Were you ever placed in timeout as a child? While it probably wasn’t fun, it may have given you a different perspective, at least temporarily. The timeout was designed to stop the trajectory of unacceptable behavior. For at least a short time it probably redirected your energy.
As adults, we are called to monitor our own behavior. It’s up to you to adjust your energy and behavior as needed. If you push too forcefully in one direction, the results may not be favorable. Let’s say you have an important goal in mind. Dedicating yourself and focusing your mind on a goal is a positive strategy. But if you hold on too tightly, you can unknowingly squeeze the life out of it.
Relationships, work and other aspects of life including goals all require space. If, for example, you drive too single-mindedly in your work without rest and relaxation, you are apt to burn out. If you push too strongly in a relationship and don’t allow breathing room, you inadvertently create sizable problems.
Sleep, meditation, vacations, restful days, active listening, and play time are all examples of creating space. These are direct forms of self-care and self-regulation. Do you regularly integrate these or other space-giving practices in your life?
What does it mean to create space in a relationship? It may be as simple as doing less of a behavior. For instance, if you’ve been told repeatedly by a friend or relative that you don’t really listen to them, you can alter that behavior by paying attention without distraction when they are speaking. Those kinds of tweaks give room for the relationship to grow and possibly flourish.

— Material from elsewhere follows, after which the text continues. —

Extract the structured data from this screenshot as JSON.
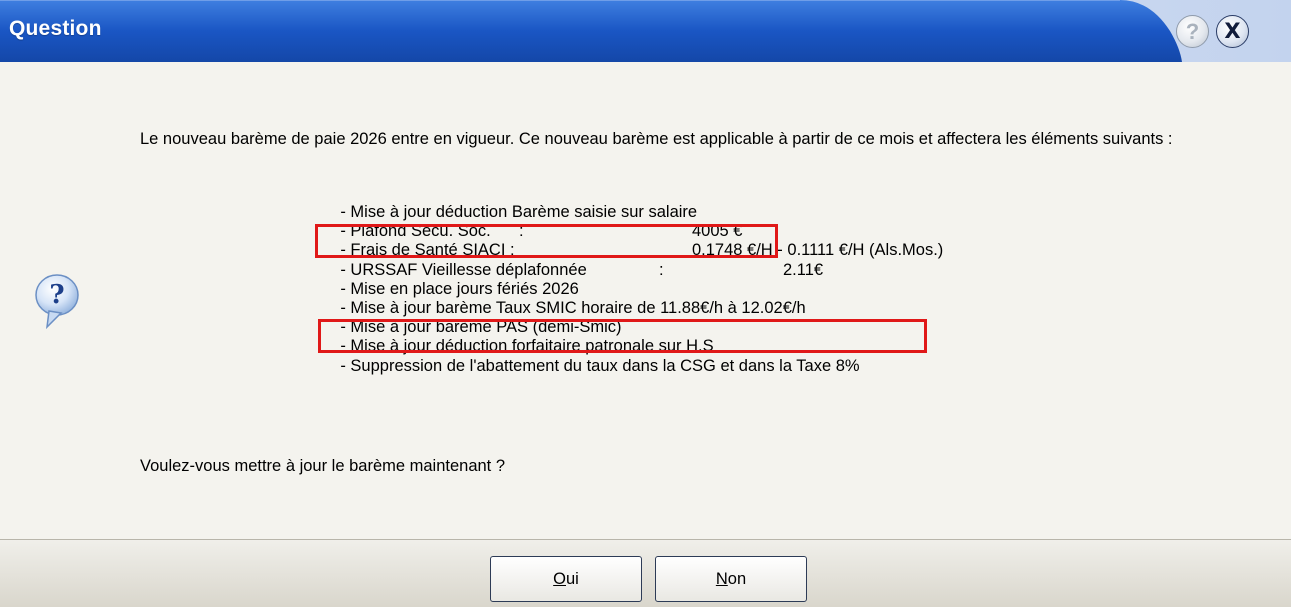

There are parts of us as humans that could use a timeout so that positive transformation can take place. It may be a blind spot for you. What type of feedback have you received? What areas of your life could benefit from a regular timeout?